Assignment
Collect all lines containing the word "value" from the data.

Data to process
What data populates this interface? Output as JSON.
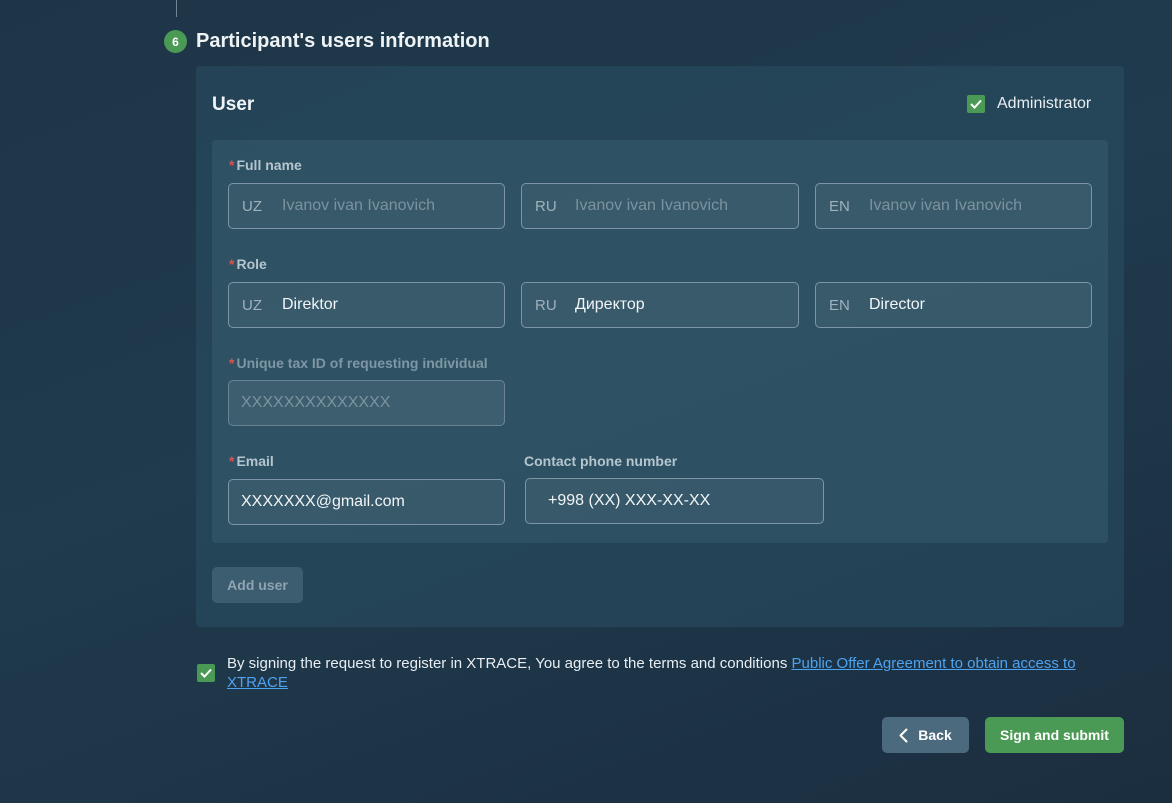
{
  "step": {
    "number": "6",
    "title": "Participant's users information"
  },
  "user_card": {
    "title": "User",
    "administrator": {
      "label": "Administrator",
      "checked": true
    },
    "full_name": {
      "label": "Full name",
      "uz": {
        "lang": "UZ",
        "placeholder": "Ivanov ivan Ivanovich"
      },
      "ru": {
        "lang": "RU",
        "placeholder": "Ivanov ivan Ivanovich"
      },
      "en": {
        "lang": "EN",
        "placeholder": "Ivanov ivan Ivanovich"
      }
    },
    "role": {
      "label": "Role",
      "uz": {
        "lang": "UZ",
        "value": "Direktor"
      },
      "ru": {
        "lang": "RU",
        "value": "Директор"
      },
      "en": {
        "lang": "EN",
        "value": "Director"
      }
    },
    "tax_id": {
      "label": "Unique tax ID of requesting individual",
      "placeholder": "XXXXXXXXXXXXXX"
    },
    "email": {
      "label": "Email",
      "value": "XXXXXXX@gmail.com"
    },
    "phone": {
      "label": "Contact phone number",
      "value": "+998 (XX) XXX-XX-XX"
    },
    "add_user_label": "Add user"
  },
  "agreement": {
    "checked": true,
    "text": "By signing the request to register in XTRACE, You agree to the terms and conditions ",
    "link_text": "Public Offer Agreement to obtain access to XTRACE"
  },
  "actions": {
    "back_label": "Back",
    "submit_label": "Sign and submit"
  },
  "colors": {
    "accent_green": "#4a9a55",
    "link_blue": "#4ea3f0",
    "required_red": "#e05050"
  }
}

Output of the exercise
        "value": "Direktor"
        "value": "Директор"
        "value": "Director"
      "value": "XXXXXXX@gmail.com"
      "value": "+998 (XX) XXX-XX-XX"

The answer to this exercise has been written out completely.